(Website and app data records)
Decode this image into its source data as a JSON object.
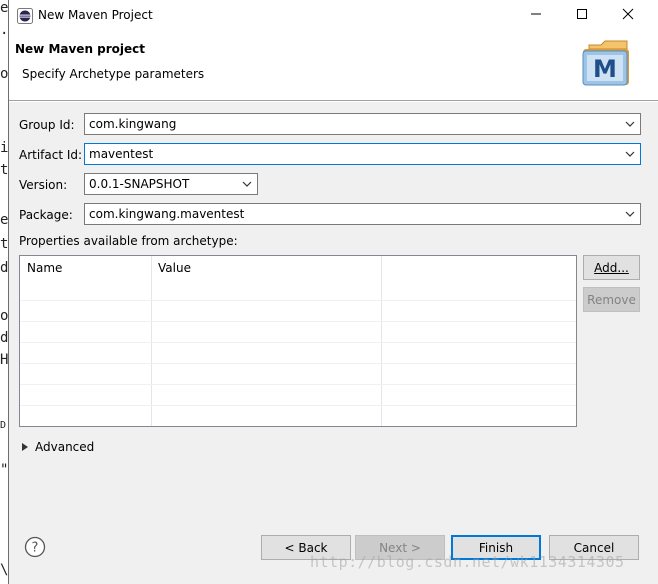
{
  "window": {
    "title": "New Maven Project",
    "minimize_glyph": "—",
    "maximize_glyph": "☐",
    "close_glyph": "✕"
  },
  "header": {
    "title": "New Maven project",
    "description": "Specify Archetype parameters",
    "logo_letter": "M"
  },
  "form": {
    "group_id_label": "Group Id:",
    "group_id_value": "com.kingwang",
    "artifact_id_label": "Artifact Id:",
    "artifact_id_value": "maventest",
    "version_label": "Version:",
    "version_value": "0.0.1-SNAPSHOT",
    "package_label": "Package:",
    "package_value": "com.kingwang.maventest"
  },
  "properties": {
    "section_label": "Properties available from archetype:",
    "columns": [
      "Name",
      "Value"
    ],
    "add_label": "Add...",
    "remove_label": "Remove"
  },
  "advanced": {
    "label": "Advanced",
    "toggle_glyph": "▶"
  },
  "footer": {
    "help_glyph": "?",
    "back_label": "< Back",
    "next_label": "Next >",
    "finish_label": "Finish",
    "cancel_label": "Cancel"
  },
  "watermark": "http://blog.csdn.net/wk1134314305",
  "background_fragments": [
    "e",
    ".",
    "o",
    "i",
    "t",
    "e",
    "t",
    "d",
    "o",
    "d",
    "H",
    "D",
    "\"",
    "\\"
  ],
  "colors": {
    "accent": "#0078d7",
    "dialog_bg": "#f0f0f0",
    "header_bg": "#ffffff"
  }
}
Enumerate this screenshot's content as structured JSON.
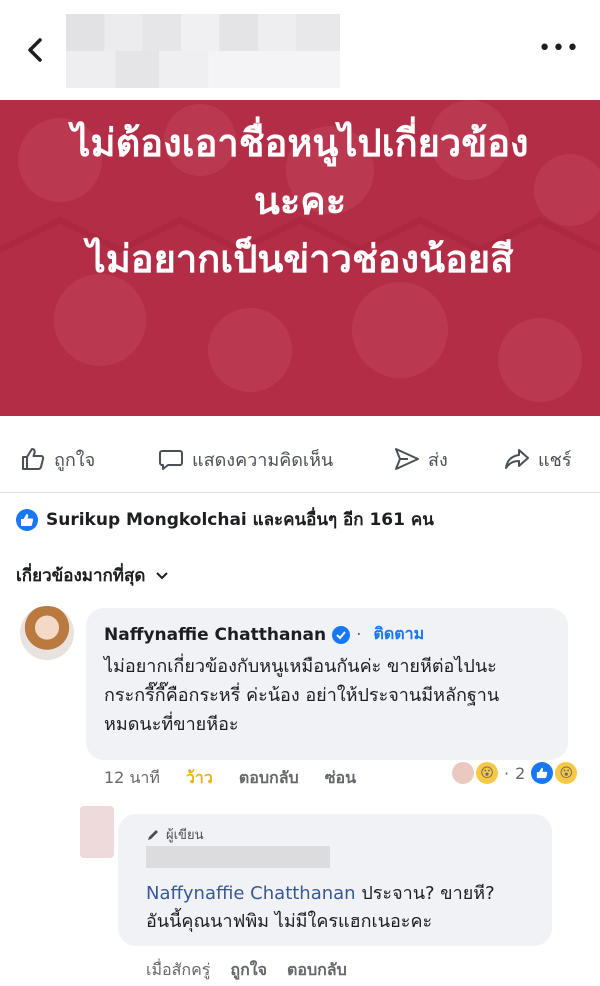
{
  "banner": {
    "lines": [
      "ไม่ต้องเอาชื่อหนูไปเกี่ยวข้อง",
      "นะคะ",
      "ไม่อยากเป็นข่าวช่องน้อยสี"
    ],
    "bg_color": "#b22d45"
  },
  "actions": {
    "like": "ถูกใจ",
    "comment": "แสดงความคิดเห็น",
    "send": "ส่ง",
    "share": "แชร์"
  },
  "reactions_summary": "Surikup Mongkolchai และคนอื่นๆ อีก 161 คน",
  "sort_label": "เกี่ยวข้องมากที่สุด",
  "comment": {
    "author": "Naffynaffie Chatthanan",
    "follow": "ติดตาม",
    "lines": [
      "ไม่อยากเกี่ยวข้องกับหนูเหมือนกันค่ะ ขายหีต่อไปนะ",
      "กระกรี๊กี๊คือกระหรี่ ค่ะน้อง อย่าให้ประจานมีหลักฐาน",
      "หมดนะที่ขายหีอะ"
    ],
    "time": "12 นาที",
    "reaction_label": "ว้าว",
    "reply": "ตอบกลับ",
    "hide": "ซ่อน",
    "reaction_count": "2"
  },
  "reply": {
    "author_tag": "ผู้เขียน",
    "mention": "Naffynaffie Chatthanan",
    "line1_rest": " ประจาน? ขายหี?",
    "line2": "อันนี้คุณนาฟพิม ไม่มีใครแฮกเนอะคะ",
    "time": "เมื่อสักครู่",
    "like": "ถูกใจ",
    "reply": "ตอบกลับ"
  },
  "colors": {
    "accent": "#1877f2",
    "wow": "#e8b51b"
  }
}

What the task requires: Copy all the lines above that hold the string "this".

Answer to the exercise:
Decode this image into its source data as a JSON object.
Enumerate this screenshot's content as structured JSON.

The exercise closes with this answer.